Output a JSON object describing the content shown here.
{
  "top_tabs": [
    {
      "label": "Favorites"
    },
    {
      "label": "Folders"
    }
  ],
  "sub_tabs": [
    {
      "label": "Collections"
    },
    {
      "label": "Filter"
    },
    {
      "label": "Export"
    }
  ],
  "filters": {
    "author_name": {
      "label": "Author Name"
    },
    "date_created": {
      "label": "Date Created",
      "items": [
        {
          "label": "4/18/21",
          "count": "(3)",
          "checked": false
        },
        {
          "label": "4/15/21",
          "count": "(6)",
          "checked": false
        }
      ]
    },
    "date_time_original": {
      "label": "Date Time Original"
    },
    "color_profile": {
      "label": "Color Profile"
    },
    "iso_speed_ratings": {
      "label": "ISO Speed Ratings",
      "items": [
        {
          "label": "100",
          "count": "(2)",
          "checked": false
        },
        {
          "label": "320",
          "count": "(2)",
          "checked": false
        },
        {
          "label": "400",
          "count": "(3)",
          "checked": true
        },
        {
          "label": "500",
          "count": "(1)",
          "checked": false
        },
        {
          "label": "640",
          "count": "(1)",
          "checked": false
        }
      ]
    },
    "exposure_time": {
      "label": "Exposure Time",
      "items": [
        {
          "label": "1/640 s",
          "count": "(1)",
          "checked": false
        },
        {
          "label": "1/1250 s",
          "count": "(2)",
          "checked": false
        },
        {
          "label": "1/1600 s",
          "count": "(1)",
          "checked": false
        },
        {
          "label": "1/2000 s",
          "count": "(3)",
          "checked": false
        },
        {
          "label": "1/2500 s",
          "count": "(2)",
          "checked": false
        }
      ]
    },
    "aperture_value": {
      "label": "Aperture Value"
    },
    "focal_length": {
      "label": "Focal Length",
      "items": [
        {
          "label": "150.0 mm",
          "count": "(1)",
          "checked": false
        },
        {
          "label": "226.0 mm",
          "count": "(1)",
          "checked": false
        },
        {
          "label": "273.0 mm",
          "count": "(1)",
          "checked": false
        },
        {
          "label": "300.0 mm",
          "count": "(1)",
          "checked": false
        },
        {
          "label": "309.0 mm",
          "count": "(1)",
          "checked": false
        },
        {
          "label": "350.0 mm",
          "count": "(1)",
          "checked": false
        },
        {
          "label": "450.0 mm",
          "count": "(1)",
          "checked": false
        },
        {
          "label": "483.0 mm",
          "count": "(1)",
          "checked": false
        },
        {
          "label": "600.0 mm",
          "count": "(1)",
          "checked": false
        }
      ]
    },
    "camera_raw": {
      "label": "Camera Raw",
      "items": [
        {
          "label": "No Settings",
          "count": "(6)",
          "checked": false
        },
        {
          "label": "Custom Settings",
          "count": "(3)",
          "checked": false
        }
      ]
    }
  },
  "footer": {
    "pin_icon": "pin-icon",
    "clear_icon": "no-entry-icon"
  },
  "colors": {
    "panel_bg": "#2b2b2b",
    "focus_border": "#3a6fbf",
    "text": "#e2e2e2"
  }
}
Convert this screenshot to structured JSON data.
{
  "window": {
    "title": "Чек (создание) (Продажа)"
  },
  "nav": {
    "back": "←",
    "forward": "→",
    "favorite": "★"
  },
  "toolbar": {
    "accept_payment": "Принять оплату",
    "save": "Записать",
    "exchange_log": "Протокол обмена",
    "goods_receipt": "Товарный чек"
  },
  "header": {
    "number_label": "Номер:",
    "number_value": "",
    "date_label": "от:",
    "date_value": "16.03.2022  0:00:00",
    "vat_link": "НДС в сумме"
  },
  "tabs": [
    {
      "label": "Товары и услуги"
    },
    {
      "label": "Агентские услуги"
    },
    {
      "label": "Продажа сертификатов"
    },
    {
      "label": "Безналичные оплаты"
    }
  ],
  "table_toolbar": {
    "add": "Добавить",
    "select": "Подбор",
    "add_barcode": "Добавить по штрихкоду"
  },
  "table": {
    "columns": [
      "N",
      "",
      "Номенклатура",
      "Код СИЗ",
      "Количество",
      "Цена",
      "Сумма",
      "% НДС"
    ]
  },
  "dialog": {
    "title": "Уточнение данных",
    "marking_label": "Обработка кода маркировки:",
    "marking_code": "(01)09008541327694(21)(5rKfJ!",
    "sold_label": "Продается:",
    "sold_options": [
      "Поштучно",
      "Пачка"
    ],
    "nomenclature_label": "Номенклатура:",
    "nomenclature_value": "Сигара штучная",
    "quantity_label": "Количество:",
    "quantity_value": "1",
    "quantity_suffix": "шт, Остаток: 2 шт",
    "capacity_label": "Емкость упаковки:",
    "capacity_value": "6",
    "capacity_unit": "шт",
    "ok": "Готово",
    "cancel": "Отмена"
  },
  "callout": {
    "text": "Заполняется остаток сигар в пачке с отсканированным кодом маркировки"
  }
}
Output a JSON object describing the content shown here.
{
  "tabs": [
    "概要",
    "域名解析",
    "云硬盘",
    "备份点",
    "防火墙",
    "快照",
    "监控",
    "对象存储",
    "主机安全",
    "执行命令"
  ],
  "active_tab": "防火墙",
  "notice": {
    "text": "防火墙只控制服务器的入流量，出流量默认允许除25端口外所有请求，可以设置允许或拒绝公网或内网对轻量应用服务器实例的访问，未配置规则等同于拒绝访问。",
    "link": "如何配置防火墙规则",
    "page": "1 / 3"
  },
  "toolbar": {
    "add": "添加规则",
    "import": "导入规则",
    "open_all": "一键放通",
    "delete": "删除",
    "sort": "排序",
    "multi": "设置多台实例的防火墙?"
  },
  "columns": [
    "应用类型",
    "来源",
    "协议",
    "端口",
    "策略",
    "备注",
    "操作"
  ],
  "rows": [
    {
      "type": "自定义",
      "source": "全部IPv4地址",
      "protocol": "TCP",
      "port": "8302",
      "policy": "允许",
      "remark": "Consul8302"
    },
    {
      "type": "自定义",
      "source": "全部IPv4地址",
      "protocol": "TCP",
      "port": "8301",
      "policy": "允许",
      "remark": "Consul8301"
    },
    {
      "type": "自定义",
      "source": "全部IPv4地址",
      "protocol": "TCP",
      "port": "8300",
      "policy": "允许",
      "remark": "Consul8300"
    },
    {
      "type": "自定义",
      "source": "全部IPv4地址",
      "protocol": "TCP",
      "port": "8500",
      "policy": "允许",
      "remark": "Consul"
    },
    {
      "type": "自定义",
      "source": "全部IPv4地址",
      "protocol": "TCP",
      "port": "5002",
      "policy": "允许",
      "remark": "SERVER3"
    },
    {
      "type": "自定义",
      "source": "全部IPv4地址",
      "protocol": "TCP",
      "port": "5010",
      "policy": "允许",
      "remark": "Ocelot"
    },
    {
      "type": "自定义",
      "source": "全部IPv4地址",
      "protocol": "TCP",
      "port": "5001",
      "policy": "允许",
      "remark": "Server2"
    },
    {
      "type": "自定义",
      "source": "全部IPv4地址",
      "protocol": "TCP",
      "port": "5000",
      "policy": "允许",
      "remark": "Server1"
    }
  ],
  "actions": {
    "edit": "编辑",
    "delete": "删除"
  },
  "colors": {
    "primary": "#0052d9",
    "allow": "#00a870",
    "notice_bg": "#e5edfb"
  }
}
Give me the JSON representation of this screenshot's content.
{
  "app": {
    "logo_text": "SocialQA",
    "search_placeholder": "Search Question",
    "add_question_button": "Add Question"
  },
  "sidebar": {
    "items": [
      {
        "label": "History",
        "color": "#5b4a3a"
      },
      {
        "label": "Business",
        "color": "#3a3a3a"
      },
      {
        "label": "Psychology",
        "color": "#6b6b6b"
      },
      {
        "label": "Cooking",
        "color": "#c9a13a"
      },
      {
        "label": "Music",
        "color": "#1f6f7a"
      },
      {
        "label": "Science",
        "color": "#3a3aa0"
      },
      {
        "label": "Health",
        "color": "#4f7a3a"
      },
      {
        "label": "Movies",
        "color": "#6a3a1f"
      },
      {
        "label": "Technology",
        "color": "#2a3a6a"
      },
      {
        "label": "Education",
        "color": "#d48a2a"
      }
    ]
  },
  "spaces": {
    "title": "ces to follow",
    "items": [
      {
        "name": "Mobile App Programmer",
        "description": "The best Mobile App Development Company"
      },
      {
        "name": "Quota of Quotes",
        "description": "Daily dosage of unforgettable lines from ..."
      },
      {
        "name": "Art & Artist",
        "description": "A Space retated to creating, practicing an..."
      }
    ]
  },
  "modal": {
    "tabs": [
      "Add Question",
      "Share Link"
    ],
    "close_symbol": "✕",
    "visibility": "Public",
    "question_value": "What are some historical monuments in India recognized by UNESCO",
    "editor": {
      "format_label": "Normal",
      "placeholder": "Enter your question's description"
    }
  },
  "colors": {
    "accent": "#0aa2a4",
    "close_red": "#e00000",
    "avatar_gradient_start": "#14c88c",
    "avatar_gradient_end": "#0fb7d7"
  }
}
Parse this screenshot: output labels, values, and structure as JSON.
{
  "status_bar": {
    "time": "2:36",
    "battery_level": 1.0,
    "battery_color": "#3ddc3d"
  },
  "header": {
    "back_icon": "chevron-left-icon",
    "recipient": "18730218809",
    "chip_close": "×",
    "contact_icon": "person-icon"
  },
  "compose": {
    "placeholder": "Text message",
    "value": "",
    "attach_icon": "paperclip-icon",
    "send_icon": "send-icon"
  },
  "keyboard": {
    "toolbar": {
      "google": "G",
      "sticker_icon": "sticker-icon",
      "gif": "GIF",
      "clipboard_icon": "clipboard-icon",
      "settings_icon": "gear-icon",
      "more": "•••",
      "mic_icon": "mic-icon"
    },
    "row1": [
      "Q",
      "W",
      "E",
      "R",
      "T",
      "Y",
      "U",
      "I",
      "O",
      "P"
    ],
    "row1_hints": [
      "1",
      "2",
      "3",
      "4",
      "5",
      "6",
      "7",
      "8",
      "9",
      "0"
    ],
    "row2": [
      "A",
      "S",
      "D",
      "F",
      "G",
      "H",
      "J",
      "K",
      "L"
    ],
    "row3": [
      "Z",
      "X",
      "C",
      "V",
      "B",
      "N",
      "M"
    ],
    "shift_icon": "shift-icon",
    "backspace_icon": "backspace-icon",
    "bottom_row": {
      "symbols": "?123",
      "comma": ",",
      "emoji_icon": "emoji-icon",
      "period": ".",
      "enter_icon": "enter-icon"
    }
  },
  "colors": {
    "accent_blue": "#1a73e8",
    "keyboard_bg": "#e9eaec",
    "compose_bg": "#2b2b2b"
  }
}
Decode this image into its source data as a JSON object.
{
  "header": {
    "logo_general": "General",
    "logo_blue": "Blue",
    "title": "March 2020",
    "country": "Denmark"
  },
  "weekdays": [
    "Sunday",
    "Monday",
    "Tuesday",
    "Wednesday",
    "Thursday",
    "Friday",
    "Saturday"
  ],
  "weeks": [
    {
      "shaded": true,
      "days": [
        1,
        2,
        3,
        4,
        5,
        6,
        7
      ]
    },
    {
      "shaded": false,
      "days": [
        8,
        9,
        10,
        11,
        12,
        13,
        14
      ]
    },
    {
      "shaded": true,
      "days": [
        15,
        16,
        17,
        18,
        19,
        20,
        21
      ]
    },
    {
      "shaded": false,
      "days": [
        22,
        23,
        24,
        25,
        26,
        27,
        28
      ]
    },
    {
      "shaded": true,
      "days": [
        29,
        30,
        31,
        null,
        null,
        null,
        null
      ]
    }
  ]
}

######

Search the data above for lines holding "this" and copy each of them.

Convert this screenshot to structured JSON data.
Give me the JSON representation of this screenshot's content.
Parse this screenshot: output labels, values, and structure as JSON.
Decode this image into its source data as a JSON object.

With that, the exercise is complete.